▶ _DIRECTIONS FOR THIS TASK_: Could you please retype all of the entries exactly as they appear?

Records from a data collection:
╔══

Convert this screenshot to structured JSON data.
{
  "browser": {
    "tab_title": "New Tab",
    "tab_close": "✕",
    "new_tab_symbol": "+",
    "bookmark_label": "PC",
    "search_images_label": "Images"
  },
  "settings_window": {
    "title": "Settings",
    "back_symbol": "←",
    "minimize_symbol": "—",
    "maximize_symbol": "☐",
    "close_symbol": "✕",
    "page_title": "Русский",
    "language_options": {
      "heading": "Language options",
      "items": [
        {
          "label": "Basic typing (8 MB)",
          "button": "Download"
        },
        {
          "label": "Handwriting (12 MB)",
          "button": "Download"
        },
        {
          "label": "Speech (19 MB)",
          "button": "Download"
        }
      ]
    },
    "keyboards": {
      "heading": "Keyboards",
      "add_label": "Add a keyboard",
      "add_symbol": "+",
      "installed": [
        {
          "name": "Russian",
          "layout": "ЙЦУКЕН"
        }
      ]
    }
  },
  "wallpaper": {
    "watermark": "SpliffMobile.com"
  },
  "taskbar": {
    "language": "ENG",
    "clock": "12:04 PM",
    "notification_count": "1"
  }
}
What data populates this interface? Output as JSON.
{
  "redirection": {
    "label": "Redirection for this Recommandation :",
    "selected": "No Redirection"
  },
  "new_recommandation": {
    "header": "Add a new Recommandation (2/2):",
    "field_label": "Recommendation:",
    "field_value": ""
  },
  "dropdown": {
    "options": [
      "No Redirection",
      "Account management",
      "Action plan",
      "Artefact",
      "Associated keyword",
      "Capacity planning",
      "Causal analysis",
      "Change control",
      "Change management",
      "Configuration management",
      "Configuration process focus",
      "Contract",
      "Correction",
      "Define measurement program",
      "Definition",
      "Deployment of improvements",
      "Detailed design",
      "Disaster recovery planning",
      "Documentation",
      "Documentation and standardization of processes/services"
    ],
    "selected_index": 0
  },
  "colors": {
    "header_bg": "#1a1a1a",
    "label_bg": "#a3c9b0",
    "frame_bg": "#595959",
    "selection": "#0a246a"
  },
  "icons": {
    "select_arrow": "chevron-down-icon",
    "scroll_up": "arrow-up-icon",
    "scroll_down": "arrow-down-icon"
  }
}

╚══

▶ _EXERCISE RESULT_:
Convert this screenshot to structured JSON data.
{
  "browser": {
    "tab_title": "New Tab",
    "tab_close": "✕",
    "new_tab_symbol": "+",
    "bookmark_label": "PC",
    "search_images_label": "Images"
  },
  "settings_window": {
    "title": "Settings",
    "back_symbol": "←",
    "minimize_symbol": "—",
    "maximize_symbol": "☐",
    "close_symbol": "✕",
    "page_title": "Русский",
    "language_options": {
      "heading": "Language options",
      "items": [
        {
          "label": "Basic typing (8 MB)",
          "button": "Download"
        },
        {
          "label": "Handwriting (12 MB)",
          "button": "Download"
        },
        {
          "label": "Speech (19 MB)",
          "button": "Download"
        }
      ]
    },
    "keyboards": {
      "heading": "Keyboards",
      "add_label": "Add a keyboard",
      "add_symbol": "+",
      "installed": [
        {
          "name": "Russian",
          "layout": "ЙЦУКЕН"
        }
      ]
    }
  },
  "wallpaper": {
    "watermark": "SpliffMobile.com"
  },
  "taskbar": {
    "language": "ENG",
    "clock": "12:04 PM",
    "notification_count": "1"
  }
}
What data populates this interface? Output as JSON.
{
  "redirection": {
    "label": "Redirection for this Recommandation :",
    "selected": "No Redirection"
  },
  "new_recommandation": {
    "header": "Add a new Recommandation (2/2):",
    "field_label": "Recommendation:",
    "field_value": ""
  },
  "dropdown": {
    "options": [
      "No Redirection",
      "Account management",
      "Action plan",
      "Artefact",
      "Associated keyword",
      "Capacity planning",
      "Causal analysis",
      "Change control",
      "Change management",
      "Configuration management",
      "Configuration process focus",
      "Contract",
      "Correction",
      "Define measurement program",
      "Definition",
      "Deployment of improvements",
      "Detailed design",
      "Disaster recovery planning",
      "Documentation",
      "Documentation and standardization of processes/services"
    ],
    "selected_index": 0
  },
  "colors": {
    "header_bg": "#1a1a1a",
    "label_bg": "#a3c9b0",
    "frame_bg": "#595959",
    "selection": "#0a246a"
  },
  "icons": {
    "select_arrow": "chevron-down-icon",
    "scroll_up": "arrow-up-icon",
    "scroll_down": "arrow-down-icon"
  }
}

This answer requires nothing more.